The challenge for retailers, then, is to incorporate new technology with their existing sales channels, to create a seamless omni-channel experience for shoppers.
The omni-channel experience includes front-end technology, such as the ability to order online and have the product delivered to a store (known as the endless aisle), same-day order and delivery and choice of pick-up sites. It also, however, includes back-end integration, giving retailers more data collection points about their customers and enabling sales associates to access more and better knowledge about products more quickly.
"To the consumer who uses multiple engagement points, such as the Web, a call center and digital signage within a store, it's all one brand," said Ravi Bagal, vice president for Washington, D.C.-based Verizon Retail, the retail arm of global communications company Verizon. "But the dirty little secret is that, usually, those channels are all operating as different silos, not as one unified brand. It's up to the retailer to blur those lines and create a unified experience."
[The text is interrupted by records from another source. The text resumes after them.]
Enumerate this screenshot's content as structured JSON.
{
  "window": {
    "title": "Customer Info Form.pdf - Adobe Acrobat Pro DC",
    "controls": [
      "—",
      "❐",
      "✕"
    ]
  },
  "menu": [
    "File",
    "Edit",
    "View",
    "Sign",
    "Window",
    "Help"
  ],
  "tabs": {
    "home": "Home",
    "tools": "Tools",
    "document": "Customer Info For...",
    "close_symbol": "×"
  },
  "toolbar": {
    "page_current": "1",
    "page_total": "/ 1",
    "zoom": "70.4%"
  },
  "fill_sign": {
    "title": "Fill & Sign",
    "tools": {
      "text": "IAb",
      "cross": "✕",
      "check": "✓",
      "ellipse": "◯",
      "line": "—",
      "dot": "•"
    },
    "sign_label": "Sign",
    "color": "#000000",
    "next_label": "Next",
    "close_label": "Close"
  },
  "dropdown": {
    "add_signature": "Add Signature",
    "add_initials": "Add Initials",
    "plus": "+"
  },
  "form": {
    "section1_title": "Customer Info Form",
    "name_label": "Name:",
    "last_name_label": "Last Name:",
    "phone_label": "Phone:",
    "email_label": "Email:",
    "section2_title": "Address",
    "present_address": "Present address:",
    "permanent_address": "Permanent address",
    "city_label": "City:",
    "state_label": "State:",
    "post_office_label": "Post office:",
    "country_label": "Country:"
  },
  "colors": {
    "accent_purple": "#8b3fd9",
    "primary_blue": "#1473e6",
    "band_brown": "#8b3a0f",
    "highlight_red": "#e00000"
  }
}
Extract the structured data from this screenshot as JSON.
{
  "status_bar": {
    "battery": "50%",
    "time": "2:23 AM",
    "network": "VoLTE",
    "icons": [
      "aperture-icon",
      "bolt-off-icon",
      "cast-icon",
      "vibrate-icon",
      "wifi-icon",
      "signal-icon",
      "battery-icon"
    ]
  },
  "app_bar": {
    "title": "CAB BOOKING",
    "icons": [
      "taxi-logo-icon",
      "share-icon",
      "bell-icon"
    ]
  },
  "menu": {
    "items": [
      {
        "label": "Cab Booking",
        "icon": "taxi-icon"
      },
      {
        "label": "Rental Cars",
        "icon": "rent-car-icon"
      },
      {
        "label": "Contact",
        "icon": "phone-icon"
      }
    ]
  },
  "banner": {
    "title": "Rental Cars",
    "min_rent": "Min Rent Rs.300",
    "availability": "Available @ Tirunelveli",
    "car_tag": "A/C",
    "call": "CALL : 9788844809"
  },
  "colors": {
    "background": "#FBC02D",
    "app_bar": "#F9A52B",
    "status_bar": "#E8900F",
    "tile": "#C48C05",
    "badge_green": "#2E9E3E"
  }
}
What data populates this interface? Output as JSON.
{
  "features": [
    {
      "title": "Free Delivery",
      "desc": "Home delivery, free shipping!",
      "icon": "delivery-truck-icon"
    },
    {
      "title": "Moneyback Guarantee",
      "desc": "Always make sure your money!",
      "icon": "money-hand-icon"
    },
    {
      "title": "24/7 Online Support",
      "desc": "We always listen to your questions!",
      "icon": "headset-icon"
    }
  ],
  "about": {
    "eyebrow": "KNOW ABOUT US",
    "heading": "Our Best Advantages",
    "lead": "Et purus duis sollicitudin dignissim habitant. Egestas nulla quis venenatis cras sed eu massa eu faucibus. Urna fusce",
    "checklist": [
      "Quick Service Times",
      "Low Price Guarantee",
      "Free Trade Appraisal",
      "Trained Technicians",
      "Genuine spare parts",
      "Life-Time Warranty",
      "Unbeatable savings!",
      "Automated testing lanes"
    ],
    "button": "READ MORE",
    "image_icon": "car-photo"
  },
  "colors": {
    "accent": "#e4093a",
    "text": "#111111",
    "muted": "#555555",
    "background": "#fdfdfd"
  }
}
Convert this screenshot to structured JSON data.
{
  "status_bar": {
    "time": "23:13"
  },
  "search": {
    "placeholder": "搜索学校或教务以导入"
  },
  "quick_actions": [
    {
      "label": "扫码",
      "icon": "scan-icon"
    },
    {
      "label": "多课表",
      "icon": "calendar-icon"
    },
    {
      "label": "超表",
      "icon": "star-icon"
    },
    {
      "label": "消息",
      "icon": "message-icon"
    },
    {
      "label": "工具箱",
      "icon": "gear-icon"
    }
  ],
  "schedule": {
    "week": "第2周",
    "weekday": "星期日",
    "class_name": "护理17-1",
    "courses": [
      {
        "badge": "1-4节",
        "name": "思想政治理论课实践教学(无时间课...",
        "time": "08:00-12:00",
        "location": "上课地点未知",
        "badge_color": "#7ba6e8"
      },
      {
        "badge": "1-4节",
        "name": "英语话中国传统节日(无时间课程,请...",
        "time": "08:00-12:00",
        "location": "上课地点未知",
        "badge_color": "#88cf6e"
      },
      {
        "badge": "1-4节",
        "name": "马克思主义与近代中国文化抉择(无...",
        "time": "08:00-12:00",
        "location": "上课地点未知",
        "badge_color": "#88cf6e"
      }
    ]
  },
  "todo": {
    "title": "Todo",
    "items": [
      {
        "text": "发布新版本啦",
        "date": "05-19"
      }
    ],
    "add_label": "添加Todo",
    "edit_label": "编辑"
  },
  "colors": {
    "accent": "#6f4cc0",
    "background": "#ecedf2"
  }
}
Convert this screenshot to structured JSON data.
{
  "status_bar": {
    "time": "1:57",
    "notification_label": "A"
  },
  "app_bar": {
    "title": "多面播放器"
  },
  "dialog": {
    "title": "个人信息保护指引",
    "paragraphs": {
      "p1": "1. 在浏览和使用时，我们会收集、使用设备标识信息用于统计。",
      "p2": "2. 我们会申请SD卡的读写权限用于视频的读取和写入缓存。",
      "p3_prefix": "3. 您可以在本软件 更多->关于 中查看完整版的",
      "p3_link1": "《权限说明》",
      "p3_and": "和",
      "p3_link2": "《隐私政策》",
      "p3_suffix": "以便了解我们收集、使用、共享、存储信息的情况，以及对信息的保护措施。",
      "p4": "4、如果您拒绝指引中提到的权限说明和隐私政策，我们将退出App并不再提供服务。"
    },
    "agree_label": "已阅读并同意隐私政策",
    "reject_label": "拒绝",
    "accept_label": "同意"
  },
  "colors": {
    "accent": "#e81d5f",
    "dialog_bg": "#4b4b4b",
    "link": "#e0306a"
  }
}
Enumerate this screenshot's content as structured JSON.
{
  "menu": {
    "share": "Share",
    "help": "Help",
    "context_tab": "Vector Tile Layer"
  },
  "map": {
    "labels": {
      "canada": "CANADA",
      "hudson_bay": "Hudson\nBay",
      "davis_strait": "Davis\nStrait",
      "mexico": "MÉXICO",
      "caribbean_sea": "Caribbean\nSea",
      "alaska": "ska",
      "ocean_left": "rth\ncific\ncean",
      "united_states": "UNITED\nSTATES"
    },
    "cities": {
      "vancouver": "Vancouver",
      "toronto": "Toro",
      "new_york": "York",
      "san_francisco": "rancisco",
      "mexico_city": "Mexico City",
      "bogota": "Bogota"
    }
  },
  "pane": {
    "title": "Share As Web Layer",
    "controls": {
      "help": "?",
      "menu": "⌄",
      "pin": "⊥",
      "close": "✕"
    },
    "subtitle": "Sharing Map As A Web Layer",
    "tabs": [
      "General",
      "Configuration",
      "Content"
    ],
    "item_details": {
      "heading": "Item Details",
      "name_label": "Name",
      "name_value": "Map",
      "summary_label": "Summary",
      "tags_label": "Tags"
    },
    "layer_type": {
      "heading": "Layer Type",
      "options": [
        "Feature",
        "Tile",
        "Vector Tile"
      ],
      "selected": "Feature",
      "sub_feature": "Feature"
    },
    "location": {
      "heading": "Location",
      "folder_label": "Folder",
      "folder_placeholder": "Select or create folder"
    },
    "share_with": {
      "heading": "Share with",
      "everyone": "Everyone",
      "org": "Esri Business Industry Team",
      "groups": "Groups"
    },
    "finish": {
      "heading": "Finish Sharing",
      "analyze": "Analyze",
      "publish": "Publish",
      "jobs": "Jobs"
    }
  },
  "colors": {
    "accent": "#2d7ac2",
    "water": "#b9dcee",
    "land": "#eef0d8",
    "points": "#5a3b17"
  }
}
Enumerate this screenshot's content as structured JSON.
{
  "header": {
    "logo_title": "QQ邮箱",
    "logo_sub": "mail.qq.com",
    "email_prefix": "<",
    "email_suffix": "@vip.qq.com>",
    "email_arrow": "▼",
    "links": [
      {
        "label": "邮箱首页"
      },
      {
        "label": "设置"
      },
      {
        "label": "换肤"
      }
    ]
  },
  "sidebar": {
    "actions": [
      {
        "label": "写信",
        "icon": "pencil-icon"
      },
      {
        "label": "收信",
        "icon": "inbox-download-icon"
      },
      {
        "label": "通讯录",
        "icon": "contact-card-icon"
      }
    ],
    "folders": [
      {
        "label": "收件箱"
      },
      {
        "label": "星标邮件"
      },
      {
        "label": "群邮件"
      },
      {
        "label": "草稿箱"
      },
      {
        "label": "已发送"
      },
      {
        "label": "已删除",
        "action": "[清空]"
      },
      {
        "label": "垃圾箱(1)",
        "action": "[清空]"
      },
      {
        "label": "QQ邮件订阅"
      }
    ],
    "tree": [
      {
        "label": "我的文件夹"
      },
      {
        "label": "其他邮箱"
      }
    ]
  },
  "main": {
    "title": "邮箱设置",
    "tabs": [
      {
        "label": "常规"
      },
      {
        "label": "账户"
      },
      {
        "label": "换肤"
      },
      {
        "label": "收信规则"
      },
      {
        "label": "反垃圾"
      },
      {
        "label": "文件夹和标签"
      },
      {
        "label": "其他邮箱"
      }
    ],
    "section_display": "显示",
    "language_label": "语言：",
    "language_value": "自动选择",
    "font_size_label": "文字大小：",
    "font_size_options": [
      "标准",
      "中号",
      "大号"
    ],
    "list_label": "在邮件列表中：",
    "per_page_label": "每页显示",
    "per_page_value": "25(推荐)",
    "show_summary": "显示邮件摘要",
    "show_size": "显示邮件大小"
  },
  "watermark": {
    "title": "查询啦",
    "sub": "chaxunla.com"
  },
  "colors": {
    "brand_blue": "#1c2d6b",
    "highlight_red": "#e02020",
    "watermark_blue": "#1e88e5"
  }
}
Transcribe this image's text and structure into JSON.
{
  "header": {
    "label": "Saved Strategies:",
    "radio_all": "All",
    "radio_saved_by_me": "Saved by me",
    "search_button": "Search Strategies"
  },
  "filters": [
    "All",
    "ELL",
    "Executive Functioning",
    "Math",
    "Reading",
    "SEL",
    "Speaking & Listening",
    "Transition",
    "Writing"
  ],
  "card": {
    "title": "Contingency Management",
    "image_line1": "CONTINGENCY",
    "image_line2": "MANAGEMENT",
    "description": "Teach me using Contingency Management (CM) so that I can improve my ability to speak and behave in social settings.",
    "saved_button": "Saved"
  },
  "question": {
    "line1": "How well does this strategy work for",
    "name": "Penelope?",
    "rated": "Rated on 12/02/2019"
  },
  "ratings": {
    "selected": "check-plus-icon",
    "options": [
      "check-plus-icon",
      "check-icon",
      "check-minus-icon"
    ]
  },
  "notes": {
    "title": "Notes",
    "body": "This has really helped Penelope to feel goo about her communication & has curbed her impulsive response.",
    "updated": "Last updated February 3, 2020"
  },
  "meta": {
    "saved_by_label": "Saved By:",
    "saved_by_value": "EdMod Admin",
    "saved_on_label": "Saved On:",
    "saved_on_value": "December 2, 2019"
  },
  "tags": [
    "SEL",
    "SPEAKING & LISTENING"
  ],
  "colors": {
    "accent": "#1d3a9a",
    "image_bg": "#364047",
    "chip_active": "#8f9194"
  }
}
Omni-channel retailing is no longer a choice for retailers; instead, it is becoming a necessity to offer consumers the convenience they want, on the devices they want.
"In the last 10 years, how and why and to what degree people do things has gone through a relatively fundamental shift," said Jeff Dickey, managing director of the OmniChannel Marketing Project, a consortium of stakeholders dedicated to understanding the future of retailing. "We're about to enter a new phase, and those who embrace it will do much bette than those who don't."
This guide will discuss the benefits of omni-channel retailing and how to implement it across various engagement points. We would like to thank Frank Mayer and Associates, Inc. for allowing us to provide this guide at no cost to the reader.